*** SUPPLIED ENTRIES ***

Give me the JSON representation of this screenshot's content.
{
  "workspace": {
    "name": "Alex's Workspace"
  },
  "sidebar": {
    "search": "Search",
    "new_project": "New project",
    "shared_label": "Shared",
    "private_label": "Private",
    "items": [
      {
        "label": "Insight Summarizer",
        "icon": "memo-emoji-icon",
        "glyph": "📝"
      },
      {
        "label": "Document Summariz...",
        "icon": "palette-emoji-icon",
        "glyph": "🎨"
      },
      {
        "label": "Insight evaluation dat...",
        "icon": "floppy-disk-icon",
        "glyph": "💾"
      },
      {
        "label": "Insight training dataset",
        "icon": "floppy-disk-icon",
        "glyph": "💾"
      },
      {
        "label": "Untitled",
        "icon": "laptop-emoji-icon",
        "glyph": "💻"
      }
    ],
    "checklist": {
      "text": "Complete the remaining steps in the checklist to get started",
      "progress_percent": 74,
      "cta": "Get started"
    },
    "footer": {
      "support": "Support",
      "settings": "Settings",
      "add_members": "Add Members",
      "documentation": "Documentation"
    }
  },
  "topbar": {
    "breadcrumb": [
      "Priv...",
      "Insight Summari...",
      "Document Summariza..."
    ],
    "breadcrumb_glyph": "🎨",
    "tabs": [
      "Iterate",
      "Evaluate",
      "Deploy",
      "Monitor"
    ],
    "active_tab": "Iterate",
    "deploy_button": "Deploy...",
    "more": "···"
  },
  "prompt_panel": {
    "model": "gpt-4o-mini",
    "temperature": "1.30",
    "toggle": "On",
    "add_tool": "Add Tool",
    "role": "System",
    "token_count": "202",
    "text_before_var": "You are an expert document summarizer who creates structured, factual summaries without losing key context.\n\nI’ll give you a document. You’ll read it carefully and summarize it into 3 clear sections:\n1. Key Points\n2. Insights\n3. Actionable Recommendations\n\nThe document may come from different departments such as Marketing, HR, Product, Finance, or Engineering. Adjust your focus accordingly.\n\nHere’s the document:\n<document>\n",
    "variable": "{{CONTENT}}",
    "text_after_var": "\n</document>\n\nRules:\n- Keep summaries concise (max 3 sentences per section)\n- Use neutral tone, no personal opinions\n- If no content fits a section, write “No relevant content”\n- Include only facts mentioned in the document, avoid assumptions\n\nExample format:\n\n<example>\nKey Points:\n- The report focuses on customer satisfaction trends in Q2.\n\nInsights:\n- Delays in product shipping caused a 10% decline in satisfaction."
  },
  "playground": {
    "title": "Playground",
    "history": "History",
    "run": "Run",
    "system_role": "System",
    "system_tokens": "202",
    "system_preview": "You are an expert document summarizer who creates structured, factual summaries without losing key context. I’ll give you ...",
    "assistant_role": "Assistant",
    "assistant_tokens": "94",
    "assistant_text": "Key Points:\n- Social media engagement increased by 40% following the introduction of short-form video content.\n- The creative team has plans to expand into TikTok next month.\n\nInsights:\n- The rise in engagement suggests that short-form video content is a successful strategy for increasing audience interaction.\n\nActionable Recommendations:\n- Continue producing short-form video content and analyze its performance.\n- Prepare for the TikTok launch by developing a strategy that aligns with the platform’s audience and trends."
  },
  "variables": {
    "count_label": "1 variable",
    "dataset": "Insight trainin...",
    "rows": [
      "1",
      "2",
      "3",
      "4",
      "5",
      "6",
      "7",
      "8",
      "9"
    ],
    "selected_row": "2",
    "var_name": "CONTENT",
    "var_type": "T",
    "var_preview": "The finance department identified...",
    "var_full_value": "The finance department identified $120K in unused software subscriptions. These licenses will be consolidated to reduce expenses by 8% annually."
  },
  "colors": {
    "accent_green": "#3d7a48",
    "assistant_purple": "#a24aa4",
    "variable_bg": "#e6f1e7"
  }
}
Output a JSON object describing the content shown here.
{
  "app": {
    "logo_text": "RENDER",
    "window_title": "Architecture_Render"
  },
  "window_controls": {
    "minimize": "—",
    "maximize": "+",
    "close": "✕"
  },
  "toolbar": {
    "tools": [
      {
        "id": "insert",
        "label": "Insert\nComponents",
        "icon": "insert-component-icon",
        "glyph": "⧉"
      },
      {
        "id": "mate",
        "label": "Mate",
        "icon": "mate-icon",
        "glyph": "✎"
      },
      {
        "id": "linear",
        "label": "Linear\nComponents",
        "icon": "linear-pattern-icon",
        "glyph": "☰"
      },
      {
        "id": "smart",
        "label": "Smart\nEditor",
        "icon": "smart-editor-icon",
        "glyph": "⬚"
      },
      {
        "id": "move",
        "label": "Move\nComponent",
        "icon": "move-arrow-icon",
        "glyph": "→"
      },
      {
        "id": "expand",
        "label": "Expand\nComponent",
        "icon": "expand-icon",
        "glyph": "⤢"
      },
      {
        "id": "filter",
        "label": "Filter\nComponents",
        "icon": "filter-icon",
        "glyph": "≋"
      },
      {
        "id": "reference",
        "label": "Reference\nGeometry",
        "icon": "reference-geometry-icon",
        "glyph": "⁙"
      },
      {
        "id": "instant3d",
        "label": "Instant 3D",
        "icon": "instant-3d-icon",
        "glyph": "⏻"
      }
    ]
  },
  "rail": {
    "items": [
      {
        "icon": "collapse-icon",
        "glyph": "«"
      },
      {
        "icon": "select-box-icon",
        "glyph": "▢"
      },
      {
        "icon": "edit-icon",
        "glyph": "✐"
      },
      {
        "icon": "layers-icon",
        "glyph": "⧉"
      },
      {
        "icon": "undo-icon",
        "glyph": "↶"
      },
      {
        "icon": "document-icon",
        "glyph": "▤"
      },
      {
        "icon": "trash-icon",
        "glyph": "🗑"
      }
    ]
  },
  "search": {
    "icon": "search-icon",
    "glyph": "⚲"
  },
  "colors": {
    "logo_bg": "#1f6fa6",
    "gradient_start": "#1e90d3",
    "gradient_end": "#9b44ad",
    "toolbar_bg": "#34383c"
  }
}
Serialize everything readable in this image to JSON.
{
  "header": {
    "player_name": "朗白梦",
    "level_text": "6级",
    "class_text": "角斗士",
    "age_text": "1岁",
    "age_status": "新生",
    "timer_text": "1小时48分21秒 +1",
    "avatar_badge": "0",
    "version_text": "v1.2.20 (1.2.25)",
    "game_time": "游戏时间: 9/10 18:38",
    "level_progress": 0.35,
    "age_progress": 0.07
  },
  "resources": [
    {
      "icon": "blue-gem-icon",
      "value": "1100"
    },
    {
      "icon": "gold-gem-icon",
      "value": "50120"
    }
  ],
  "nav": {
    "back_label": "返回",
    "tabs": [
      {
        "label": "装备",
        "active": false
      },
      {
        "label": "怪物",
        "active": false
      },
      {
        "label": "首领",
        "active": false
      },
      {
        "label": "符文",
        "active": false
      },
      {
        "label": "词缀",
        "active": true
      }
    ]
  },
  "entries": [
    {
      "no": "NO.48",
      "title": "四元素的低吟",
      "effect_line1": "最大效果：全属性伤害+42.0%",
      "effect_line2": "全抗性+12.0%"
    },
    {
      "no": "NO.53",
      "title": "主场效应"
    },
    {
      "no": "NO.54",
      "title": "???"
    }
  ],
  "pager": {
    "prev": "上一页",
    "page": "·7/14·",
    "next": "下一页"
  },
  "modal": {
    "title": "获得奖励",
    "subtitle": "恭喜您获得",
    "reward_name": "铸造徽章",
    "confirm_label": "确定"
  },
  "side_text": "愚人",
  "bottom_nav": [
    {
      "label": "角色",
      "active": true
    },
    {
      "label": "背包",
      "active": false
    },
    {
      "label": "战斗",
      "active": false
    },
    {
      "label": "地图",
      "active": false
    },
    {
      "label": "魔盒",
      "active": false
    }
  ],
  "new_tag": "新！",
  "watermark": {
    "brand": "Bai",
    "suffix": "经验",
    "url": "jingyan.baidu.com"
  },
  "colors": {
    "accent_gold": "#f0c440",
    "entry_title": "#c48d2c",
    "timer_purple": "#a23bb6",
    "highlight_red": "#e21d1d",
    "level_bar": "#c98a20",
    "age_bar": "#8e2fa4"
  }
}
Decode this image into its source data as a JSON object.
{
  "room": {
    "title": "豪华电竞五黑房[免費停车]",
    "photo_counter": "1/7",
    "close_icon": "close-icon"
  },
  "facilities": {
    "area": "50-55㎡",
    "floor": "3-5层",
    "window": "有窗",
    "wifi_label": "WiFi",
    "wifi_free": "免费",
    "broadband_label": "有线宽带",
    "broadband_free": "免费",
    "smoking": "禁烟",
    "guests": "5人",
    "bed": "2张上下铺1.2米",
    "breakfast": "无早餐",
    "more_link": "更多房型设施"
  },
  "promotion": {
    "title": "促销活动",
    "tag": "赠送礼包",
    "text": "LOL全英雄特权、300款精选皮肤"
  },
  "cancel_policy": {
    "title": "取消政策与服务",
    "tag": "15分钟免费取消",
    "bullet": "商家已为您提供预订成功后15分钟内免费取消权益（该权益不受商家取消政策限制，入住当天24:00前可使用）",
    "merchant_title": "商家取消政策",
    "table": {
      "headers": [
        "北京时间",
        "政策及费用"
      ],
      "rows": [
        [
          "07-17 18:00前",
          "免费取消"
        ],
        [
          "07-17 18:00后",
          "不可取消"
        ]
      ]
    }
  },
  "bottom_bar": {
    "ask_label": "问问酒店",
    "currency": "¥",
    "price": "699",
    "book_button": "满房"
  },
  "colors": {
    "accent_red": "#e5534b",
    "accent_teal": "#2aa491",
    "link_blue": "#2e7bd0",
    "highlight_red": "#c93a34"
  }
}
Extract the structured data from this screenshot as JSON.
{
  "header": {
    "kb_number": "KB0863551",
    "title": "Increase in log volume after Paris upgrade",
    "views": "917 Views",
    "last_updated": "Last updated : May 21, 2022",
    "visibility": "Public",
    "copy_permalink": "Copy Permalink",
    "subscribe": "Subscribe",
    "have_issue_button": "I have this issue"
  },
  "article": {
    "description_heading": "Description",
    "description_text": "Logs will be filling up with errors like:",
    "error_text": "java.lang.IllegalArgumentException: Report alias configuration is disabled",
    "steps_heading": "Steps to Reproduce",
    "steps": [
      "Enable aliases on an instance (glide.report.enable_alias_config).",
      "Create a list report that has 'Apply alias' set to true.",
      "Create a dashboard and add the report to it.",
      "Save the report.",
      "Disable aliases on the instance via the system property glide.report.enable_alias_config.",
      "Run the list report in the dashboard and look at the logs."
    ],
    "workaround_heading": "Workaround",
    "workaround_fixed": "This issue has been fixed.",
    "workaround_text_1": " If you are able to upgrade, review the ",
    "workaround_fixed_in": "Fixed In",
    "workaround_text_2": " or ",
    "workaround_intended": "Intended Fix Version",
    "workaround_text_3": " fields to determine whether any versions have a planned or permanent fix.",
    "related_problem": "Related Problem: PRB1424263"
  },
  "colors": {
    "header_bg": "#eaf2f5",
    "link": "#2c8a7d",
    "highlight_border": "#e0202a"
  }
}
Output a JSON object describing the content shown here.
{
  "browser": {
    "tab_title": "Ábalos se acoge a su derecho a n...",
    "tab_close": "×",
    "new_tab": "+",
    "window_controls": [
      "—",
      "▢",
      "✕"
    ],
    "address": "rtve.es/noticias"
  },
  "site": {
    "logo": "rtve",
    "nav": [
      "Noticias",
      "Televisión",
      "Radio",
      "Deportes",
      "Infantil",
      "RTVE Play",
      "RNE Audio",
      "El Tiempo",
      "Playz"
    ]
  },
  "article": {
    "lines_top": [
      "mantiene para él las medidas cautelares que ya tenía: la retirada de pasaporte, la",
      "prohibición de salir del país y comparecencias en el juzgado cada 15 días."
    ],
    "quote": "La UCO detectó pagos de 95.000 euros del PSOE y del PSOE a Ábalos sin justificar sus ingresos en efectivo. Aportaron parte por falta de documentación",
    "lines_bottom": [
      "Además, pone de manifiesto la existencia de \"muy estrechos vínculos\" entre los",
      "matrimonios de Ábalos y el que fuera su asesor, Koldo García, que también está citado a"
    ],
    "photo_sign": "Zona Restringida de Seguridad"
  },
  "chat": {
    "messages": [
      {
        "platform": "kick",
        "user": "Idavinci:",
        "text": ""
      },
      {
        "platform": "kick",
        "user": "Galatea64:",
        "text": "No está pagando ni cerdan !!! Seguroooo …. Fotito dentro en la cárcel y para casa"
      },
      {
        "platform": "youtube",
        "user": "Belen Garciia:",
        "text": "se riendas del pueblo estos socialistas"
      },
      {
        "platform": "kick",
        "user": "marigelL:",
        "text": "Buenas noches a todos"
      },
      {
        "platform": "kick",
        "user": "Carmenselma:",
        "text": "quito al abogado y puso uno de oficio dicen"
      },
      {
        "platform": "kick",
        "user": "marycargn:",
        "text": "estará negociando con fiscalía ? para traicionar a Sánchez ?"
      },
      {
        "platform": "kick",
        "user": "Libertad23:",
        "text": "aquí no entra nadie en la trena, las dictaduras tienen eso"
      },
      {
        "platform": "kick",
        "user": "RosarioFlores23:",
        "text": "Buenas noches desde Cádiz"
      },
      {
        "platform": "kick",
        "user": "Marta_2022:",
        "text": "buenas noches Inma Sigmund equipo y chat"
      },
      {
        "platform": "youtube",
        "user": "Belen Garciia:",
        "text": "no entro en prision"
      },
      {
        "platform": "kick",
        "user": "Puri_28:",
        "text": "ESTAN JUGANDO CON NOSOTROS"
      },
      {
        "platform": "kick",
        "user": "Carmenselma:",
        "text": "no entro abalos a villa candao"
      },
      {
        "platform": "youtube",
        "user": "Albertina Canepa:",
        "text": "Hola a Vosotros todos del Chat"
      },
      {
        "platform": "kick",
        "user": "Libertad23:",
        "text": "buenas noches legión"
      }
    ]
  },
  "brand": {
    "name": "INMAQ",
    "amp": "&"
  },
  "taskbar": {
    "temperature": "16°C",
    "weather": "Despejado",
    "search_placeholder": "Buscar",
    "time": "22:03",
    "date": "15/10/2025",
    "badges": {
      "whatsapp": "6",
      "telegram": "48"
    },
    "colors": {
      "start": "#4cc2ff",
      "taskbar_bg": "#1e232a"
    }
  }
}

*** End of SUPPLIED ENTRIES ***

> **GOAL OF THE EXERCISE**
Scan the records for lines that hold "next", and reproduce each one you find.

> **ANSWER TO THIS TASK**
    "assistant_text": "Key Points:\n- Social media engagement increased by 40% following the introduction of short-form video content.\n- The creative team has plans to expand into TikTok next month.\n\nInsights:\n- The rise in engagement suggests that short-form video content is a successful strategy for increasing audience interaction.\n\nActionable Recommendations:\n- Continue producing short-form video content and analyze its performance.\n- Prepare for the TikTok launch by developing a strategy that aligns with the platform’s audience and trends."
    "next": "下一页"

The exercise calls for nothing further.